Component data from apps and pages
━━━━━━━━━━━━━━━━

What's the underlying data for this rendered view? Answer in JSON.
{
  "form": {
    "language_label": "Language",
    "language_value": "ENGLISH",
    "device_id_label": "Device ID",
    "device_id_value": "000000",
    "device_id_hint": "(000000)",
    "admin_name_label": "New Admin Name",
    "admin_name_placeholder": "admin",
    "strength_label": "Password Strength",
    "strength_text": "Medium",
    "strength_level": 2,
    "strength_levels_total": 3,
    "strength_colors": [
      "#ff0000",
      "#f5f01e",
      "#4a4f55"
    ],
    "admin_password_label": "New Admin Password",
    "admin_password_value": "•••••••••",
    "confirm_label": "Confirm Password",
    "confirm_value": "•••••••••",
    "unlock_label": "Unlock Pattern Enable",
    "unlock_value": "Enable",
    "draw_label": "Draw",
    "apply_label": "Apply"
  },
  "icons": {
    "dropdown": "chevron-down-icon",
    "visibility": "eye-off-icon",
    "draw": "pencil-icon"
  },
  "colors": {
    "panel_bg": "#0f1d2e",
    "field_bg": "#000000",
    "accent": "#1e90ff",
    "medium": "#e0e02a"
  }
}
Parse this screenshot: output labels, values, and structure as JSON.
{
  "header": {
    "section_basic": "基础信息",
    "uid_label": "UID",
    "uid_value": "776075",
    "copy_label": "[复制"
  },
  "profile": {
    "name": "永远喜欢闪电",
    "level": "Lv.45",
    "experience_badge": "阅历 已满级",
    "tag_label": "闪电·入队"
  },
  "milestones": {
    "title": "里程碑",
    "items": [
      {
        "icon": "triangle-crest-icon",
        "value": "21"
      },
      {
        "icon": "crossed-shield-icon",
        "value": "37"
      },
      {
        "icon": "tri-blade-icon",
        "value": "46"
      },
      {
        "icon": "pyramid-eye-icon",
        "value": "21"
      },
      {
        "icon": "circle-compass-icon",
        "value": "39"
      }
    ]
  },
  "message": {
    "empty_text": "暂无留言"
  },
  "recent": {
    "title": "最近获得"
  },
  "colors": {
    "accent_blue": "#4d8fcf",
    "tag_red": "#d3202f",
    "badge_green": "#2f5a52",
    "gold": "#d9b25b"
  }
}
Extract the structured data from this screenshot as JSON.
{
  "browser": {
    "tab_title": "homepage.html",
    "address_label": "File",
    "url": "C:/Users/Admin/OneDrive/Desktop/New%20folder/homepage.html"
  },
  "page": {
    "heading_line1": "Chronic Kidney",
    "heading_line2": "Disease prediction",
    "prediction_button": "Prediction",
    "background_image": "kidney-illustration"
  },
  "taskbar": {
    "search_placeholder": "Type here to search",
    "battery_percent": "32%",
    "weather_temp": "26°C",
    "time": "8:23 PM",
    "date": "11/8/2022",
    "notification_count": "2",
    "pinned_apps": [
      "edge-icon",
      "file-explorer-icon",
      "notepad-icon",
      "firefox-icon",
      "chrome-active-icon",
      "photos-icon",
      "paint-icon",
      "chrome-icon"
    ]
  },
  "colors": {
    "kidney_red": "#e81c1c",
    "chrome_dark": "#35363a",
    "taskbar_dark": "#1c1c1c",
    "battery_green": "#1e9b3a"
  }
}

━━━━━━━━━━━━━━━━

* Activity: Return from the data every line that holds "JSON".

* Task response:
What's the underlying data for this rendered view? Answer in JSON.
Parse this screenshot: output labels, values, and structure as JSON.
Extract the structured data from this screenshot as JSON.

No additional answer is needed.